Inside the station concourse, I came upon a branch of Currywurst open for business. It was indistinguishable from any fast-food stop in any nation with a sovereign debt crisis: glass-topped counters, drinks coolers, cooking apparatus linked to a thick and silvery duct that either sucked out the smoke and cooking odours, or else possibly pumped the curry sauce in.

I could have the Bratwurst Menu for €4.80 (bratwurst, chips, Coke) or the Bockwurst Menu for the same; there was something called a “Hänchen Spezial” that weighed in at €4.50 and, in the lurid photo, looked like a quarter of particularly couch-bound chicken (plus chips and Coke, natch). As for the Frikadellen Menu at €4.99, I had no frame of culinary reference available for this glistening blob of meaty stuff. It could have been a scale model of the soused brain of Heinrich von Kleist, for all I knew.

From bad to wurst
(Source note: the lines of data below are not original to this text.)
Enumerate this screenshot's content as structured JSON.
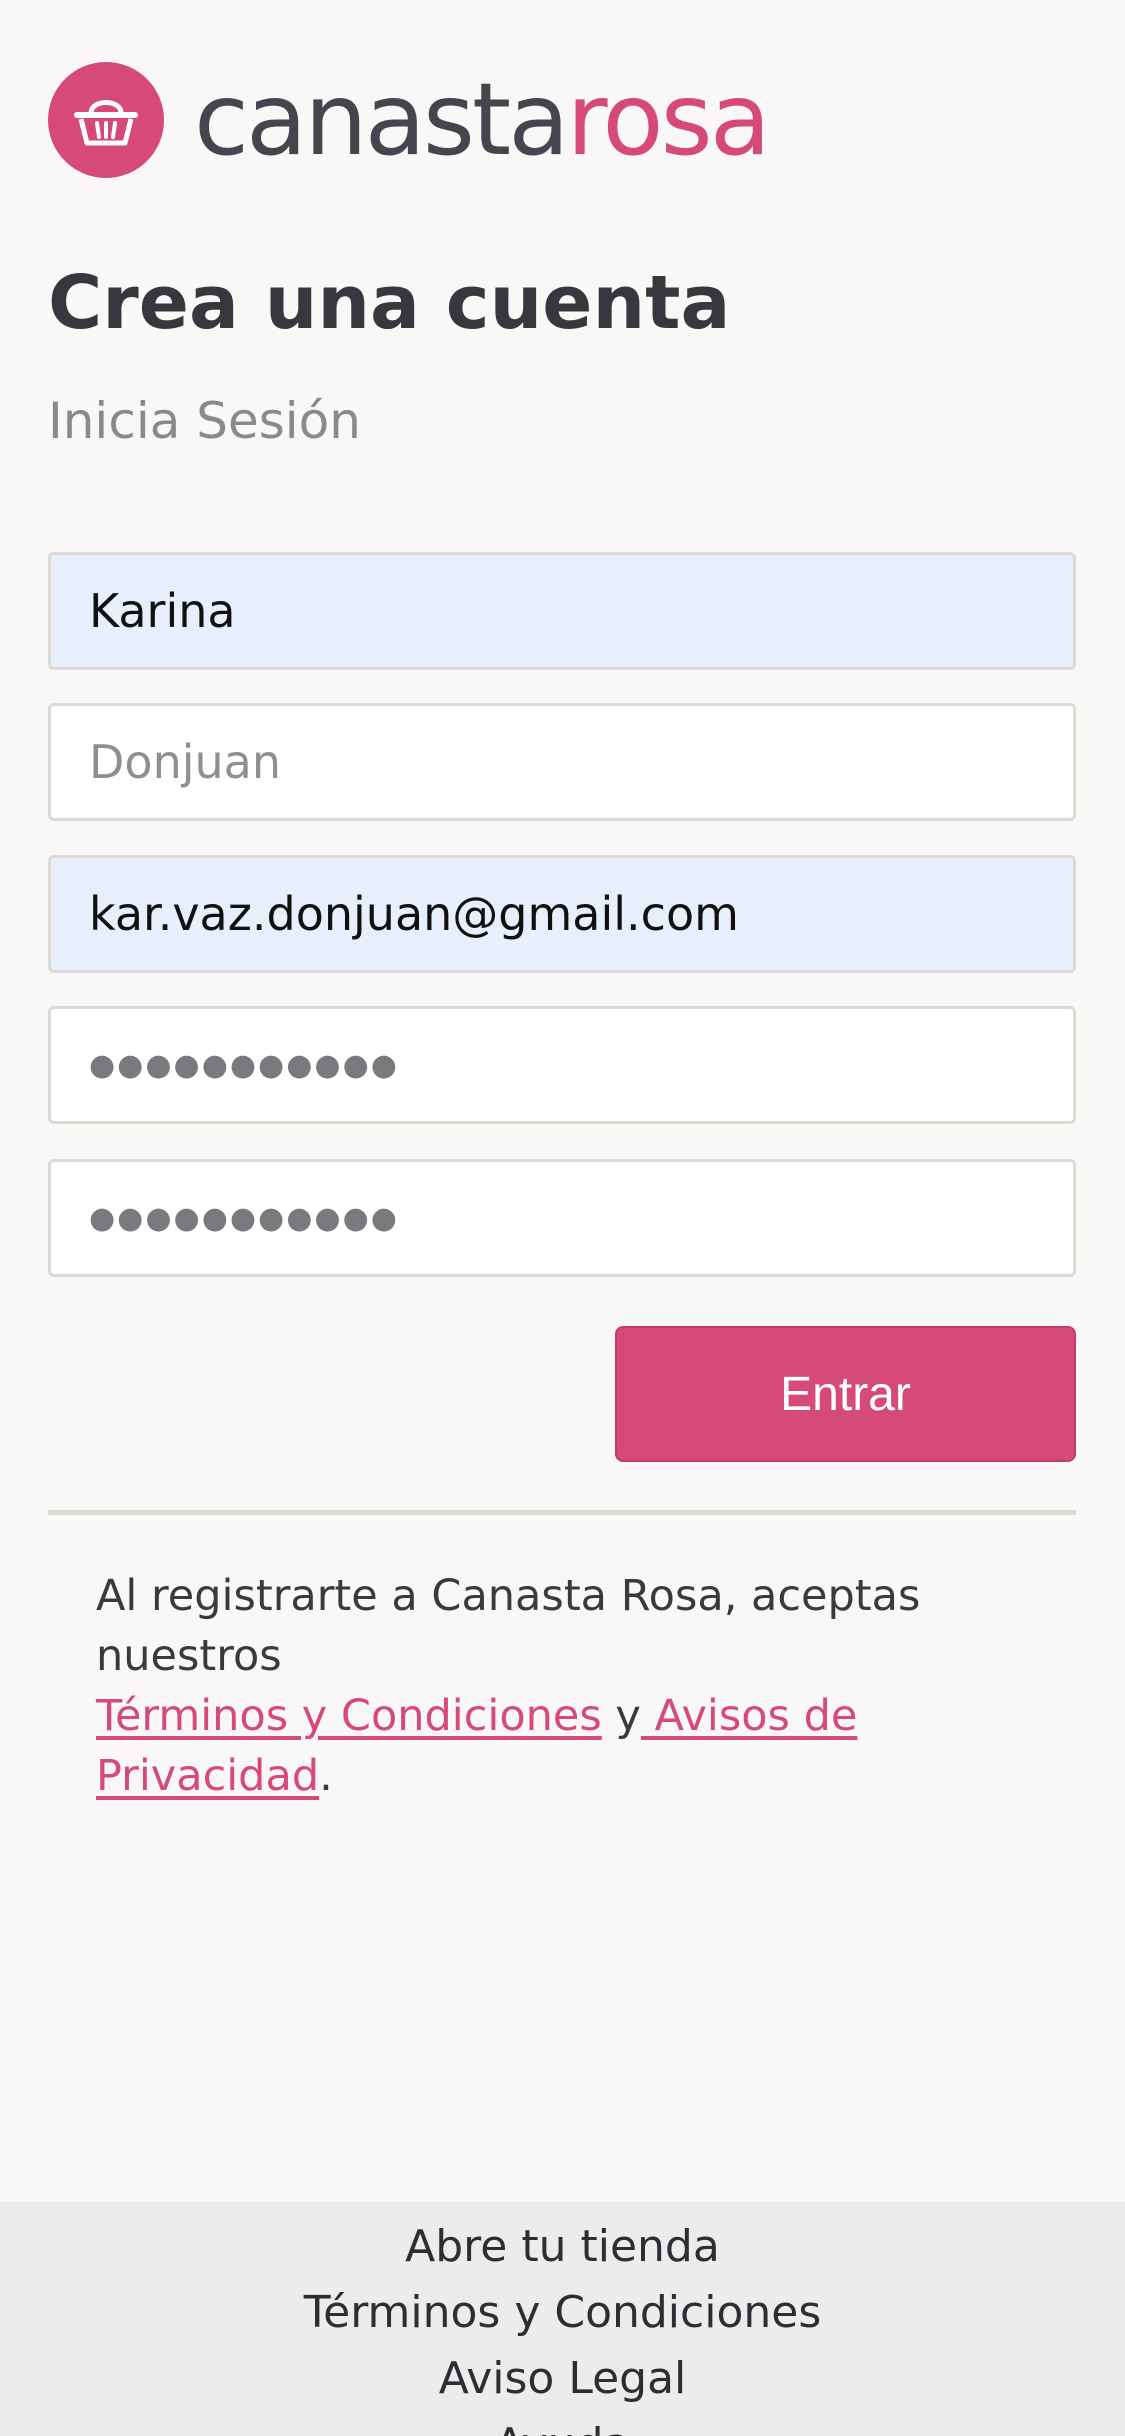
{
  "brand": {
    "name_part_a": "canasta",
    "name_part_b": "rosa",
    "logo_icon": "basket-icon",
    "accent_color": "#d64a78",
    "dark_color": "#46444d"
  },
  "page": {
    "title": "Crea una cuenta",
    "login_link": "Inicia Sesión"
  },
  "form": {
    "first_name": {
      "value": "Karina",
      "placeholder": ""
    },
    "last_name": {
      "value": "",
      "placeholder": "Donjuan"
    },
    "email": {
      "value": "kar.vaz.donjuan@gmail.com",
      "placeholder": ""
    },
    "password": {
      "masked": "●●●●●●●●●●●"
    },
    "password_confirm": {
      "masked": "●●●●●●●●●●●"
    },
    "submit_label": "Entrar"
  },
  "legal": {
    "prefix": "Al registrarte a Canasta Rosa, aceptas nuestros",
    "terms_link": "Términos y Condiciones",
    "connector": " y",
    "privacy_link": " Avisos de Privacidad",
    "suffix": "."
  },
  "footer": {
    "links": [
      "Abre tu tienda",
      "Términos y Condiciones",
      "Aviso Legal",
      "Ayuda"
    ]
  }
}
I ordered the Currywurst Menu and then took my slathered discs to a countertop and propped myself on a stool. The smell was bizarre: pungently chemical – almost acrid – and as I dug in my white plastic tines saliva welled up into my mouth. I’ve heard of aftertastes but currywurst is one of those foods that has a pre-taste. Chewing on the rubbery wurst while trying not to gag on the sauce – which bore about the same relation to real curry as coronation chicken does to an absolutist monarchy – I pondered the mystery of what it was that the Currywurst experience resembled. Then it hit me: the foodstuffs were completely different, but the way they finagled the palate was exactly the same. Currywurst is the homologue of stewed pinkish eels in sage-green liquor sauce.

And with this intestinal London-Berlin linkage established, I was suddenly at home. That shaven-headed character in a tight brown felt hat at the counter was no alien, but Günter Lamprecht playing the role of Franz Biberkopf in Rainer Werner Fassbinder’s TV adaptation of Alfred Döblin’s Berlin Alexanderplatz. As for me, greedily shoving down the bad after the wurst, I was reminded of Kafka’s immortal Hunger Artist, whose dying words must surely haunt the consciousness of all restaurant critics:

“I had to fast, I can’t help it. Because I couldn’t find the food I liked – if I had found it, believe me, I should’ve made
no fuss and stuffed myself like you, or anyone else.”

Next week: Madness of Crowds

Will Self is an author and journalist. His books include Umbrella, Shark, The Book of Dave and The Butt. He writes the Madness of Crowds and Real Meals columns for the New Statesman.

This article first appeared in the 04 June 2012 issue of the New Statesman, The royal makeover